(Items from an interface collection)
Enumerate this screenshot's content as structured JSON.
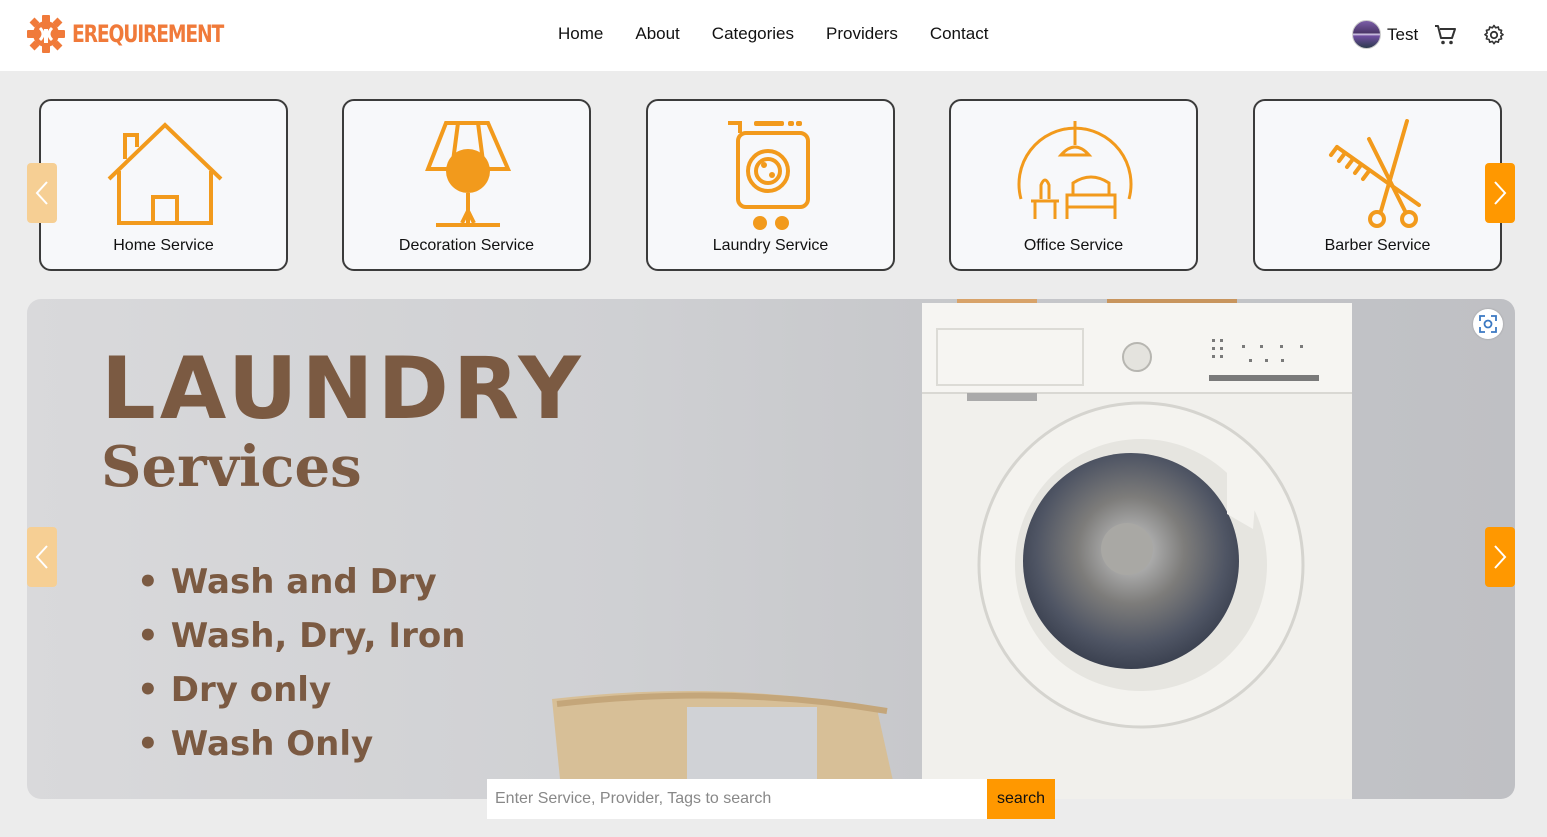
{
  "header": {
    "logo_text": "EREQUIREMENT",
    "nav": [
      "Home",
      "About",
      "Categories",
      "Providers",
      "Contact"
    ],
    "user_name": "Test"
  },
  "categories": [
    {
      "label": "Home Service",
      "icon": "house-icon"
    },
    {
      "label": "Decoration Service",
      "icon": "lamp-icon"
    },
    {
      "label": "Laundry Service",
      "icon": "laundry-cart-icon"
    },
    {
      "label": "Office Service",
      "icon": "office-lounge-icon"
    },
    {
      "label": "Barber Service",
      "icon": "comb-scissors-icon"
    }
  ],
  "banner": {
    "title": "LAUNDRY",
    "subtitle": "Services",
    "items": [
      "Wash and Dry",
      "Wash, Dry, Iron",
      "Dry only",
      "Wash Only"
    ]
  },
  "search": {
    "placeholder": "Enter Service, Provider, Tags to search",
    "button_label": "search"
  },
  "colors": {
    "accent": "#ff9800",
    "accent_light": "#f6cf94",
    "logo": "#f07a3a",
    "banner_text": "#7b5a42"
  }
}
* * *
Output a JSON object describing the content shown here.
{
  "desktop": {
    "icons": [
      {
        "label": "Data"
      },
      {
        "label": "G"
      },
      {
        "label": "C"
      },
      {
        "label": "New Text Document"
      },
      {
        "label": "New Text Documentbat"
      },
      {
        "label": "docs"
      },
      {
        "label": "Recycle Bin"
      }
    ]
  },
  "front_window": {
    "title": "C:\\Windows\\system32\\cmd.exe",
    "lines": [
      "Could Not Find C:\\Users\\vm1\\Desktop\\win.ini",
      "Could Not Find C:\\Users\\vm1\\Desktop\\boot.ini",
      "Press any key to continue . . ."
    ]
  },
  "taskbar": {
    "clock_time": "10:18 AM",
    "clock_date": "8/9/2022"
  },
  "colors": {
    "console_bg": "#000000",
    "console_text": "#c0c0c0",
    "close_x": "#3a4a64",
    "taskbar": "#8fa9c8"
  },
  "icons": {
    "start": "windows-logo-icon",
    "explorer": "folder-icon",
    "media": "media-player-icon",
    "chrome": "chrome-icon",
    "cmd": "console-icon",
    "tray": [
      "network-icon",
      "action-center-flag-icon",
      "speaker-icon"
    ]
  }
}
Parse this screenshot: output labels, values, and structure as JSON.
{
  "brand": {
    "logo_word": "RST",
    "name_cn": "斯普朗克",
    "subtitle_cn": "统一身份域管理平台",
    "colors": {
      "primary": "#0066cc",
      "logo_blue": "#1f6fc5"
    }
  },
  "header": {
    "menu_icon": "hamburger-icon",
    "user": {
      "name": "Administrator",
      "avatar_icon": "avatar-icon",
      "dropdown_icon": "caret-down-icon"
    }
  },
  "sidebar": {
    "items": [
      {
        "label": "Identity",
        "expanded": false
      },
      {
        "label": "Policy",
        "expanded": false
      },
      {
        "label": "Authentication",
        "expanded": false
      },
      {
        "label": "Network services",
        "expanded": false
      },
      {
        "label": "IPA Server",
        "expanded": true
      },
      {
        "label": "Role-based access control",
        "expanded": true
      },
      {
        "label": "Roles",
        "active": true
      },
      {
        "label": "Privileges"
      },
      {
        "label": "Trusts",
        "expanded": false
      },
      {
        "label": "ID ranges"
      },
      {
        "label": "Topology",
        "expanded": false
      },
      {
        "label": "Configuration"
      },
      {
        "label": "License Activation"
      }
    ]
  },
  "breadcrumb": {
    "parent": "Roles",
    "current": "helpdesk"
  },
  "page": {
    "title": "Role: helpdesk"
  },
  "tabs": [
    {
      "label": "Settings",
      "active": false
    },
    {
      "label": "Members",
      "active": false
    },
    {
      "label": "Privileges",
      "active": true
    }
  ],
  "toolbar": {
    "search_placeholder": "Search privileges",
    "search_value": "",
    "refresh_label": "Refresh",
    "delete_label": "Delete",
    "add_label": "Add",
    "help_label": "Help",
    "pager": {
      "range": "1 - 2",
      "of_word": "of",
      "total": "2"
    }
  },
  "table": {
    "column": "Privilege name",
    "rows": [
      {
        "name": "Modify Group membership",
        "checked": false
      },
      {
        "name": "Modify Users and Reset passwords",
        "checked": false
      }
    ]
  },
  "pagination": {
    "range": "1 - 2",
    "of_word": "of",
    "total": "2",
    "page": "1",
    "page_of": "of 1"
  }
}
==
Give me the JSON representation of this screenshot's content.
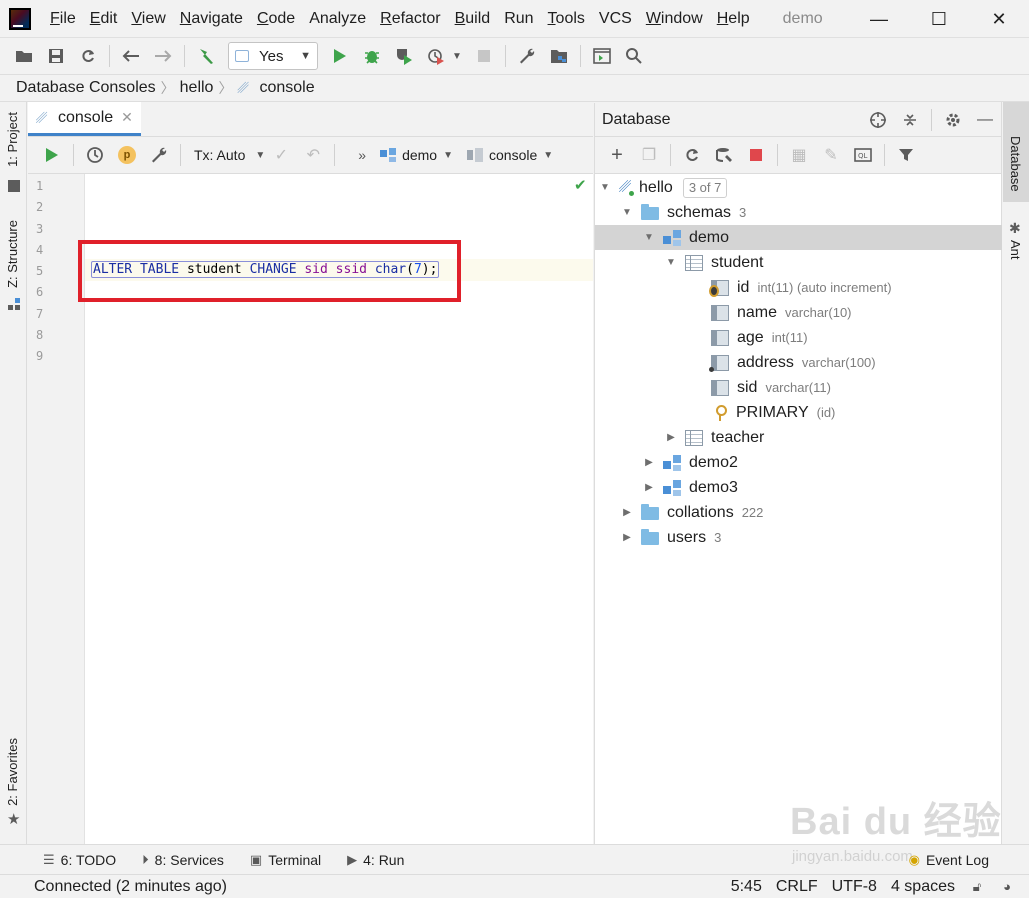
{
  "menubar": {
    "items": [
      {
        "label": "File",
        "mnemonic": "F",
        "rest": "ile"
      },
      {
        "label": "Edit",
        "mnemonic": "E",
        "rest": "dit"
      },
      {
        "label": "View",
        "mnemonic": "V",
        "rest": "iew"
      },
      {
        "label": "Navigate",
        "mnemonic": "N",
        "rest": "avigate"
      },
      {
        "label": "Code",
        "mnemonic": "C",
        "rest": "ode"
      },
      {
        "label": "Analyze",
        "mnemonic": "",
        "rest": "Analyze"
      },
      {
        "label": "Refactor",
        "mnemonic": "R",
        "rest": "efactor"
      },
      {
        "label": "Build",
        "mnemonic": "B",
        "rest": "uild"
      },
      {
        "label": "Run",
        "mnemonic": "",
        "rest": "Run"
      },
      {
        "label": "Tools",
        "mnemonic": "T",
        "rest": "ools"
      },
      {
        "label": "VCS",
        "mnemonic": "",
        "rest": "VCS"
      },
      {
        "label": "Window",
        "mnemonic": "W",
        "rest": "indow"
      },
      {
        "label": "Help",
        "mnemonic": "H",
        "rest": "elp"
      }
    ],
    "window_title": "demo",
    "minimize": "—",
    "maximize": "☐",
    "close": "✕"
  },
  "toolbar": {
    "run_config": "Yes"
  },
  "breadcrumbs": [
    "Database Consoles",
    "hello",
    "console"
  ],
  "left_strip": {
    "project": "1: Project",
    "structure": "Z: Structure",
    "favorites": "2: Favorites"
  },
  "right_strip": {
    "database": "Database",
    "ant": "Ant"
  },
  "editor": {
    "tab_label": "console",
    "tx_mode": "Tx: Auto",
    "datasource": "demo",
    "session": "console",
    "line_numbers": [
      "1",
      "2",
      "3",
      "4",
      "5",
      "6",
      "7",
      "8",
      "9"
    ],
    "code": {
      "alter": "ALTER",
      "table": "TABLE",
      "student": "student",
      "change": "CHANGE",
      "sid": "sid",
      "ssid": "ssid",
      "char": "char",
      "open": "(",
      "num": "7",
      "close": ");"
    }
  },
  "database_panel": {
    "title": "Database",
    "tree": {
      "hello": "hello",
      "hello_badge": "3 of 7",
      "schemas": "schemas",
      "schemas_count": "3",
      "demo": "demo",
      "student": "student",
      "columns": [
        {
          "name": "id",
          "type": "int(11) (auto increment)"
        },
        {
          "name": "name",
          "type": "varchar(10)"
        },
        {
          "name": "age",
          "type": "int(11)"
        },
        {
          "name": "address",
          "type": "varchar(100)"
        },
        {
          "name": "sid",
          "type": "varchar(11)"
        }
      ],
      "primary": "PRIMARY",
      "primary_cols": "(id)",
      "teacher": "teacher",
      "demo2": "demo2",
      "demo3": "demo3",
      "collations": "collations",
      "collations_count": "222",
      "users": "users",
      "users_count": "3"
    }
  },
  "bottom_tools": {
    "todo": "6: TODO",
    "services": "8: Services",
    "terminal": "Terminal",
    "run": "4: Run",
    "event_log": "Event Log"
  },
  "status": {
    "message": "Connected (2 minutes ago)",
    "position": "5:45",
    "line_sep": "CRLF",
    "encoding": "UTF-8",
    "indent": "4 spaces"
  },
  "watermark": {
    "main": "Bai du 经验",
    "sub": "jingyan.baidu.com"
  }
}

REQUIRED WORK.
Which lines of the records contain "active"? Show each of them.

EXERCISE ANSWER.
        "active": true
      "active": false
      "active": false
      "active": true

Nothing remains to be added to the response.